Dee is lighter than Maggie, with nicer hair and a fuller figure. She's a woman now, though sometimes I forget. How long ago was it that the other house burned? Ten, twelve years? Sometimes I can still hear the flames and feel Maggie's arms sticking to me, her hair smoking and her dress falling off her in little black papery flakes. Her eyes seem stretched open, blazed open by the flames reflected in them. And Dee. I see her standing off under the sweet gum tree she used to dig gum out of; a look of concentration on her face as she watched the last dingy gray board of the house fall in toward the red-hot brick chimney. Why don't you do a dance around the ashes? I'd wanted to ask her. She had hated the house that much.

I used to think she hated Maggie too. But that was before we raised the money, the church and me, to send her to Augusta to school. She used to read to us without pity; forcing words, lies, other folks' habits, whole lives upon us two, sitting trapped and ignorant beneath her voice. She washed us in a river of make-believe, burned us with a knowledge we didn't necessarily need to know. Pressed us to her with the serious way she read, to shove us away at just the moment like dimwits, we seemed about to understand.

Dee wanted nice things. A yellow organdy dress to wear to her graduation from high school; black pumps to match a green suit she'd made from an old suit someone gave me. She was determined to stare down any disaster in her efforts. Her eyelids would not flicker for minutes at a time. Often I fought off the temptation to shake her. At sixteen she had a style of her own: and knew what style was.

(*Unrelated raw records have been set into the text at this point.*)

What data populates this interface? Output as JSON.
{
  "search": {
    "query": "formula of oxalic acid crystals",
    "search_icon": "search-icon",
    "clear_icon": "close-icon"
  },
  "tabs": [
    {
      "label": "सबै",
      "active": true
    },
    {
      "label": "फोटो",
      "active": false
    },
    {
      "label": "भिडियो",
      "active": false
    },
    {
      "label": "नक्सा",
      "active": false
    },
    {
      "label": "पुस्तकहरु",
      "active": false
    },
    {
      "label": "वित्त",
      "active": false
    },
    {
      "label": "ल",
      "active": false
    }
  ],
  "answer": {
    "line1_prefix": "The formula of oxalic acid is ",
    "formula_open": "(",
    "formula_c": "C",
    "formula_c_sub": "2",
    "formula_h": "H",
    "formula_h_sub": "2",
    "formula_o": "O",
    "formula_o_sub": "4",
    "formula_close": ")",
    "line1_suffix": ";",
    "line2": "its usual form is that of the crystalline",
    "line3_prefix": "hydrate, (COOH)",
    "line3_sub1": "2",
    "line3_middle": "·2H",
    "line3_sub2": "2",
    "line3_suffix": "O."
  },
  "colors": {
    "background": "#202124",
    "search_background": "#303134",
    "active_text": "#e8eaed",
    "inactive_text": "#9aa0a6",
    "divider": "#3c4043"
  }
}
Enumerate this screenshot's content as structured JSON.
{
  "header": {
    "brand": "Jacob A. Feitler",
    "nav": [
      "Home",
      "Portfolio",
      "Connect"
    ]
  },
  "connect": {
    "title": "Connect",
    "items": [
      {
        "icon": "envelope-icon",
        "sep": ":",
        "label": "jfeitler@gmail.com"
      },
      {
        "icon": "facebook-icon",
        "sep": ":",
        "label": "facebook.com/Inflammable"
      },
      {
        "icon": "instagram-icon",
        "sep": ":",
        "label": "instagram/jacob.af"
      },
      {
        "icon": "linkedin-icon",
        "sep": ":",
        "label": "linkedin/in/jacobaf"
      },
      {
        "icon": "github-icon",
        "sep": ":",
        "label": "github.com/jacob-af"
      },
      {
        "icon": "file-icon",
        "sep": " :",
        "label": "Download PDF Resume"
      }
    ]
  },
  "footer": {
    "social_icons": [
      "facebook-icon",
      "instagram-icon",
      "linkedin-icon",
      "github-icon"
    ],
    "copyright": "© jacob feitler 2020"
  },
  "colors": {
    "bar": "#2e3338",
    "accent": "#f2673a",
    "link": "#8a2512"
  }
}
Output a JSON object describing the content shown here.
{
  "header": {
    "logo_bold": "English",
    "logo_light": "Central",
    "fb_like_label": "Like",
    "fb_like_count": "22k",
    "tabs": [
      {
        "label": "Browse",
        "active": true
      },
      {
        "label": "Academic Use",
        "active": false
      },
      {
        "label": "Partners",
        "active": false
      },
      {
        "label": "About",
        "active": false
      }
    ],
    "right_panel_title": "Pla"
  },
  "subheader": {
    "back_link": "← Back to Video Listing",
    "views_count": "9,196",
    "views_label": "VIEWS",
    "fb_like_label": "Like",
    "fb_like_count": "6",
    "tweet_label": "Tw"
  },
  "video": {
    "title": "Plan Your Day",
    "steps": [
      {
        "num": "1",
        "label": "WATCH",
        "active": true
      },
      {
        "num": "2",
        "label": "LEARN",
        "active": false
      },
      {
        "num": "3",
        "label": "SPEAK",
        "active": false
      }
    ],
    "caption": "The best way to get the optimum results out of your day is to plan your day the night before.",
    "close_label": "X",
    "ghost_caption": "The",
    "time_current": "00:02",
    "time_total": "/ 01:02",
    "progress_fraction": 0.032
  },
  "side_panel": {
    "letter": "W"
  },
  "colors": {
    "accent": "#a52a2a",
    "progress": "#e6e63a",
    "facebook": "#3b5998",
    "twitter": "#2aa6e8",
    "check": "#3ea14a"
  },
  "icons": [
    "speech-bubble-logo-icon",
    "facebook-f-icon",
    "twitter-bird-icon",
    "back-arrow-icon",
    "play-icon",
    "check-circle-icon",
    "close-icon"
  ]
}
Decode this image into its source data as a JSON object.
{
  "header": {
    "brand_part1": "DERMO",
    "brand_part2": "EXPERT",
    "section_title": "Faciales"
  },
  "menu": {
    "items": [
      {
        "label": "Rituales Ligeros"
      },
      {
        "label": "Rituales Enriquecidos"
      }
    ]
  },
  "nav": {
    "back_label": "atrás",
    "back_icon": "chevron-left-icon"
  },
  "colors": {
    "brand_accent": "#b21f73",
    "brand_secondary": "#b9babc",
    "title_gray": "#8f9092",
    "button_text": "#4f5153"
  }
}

I never had an education myself. After second grade the school was closed down. Don't ask me why: in 1927 colored asked fewer questions than they do now. Sometimes Maggie reads to me. She stumbles along good-naturedly but can't see well. She knows she isn't bright. Like good looks and money, quickness passed her by. She will marry John Thomas (who has mossy teeth in an earnest face) and then I'll be free to sit here and I guess just sing church songs to myself. Although I never was a good singer. Never could carry a tune. I was always better at a man's job. I used to love to milk till I was hooked in the side in '49. Cows are soothing and slow and don't bother you, unless you try to milk them the wrong way.

I have deliberately turned my back on the house. It is three rooms, just like the one that burned, except the roof is tin; they don't make shingle roofs any more. There are no real windows, just some holes cut in the side, like the portholes in a ship, but not round and not square, with rawhide holding the shutters up on the outside. No doubt when Dee sees it she will want to tear it down. She wrote me once that no

...

...

Download as:   txt (18.7 Kb)   pdf (190.2 Kb)   docx (17.5 Kb)  
Continue for 14 more pages »
Only available on Essays24.com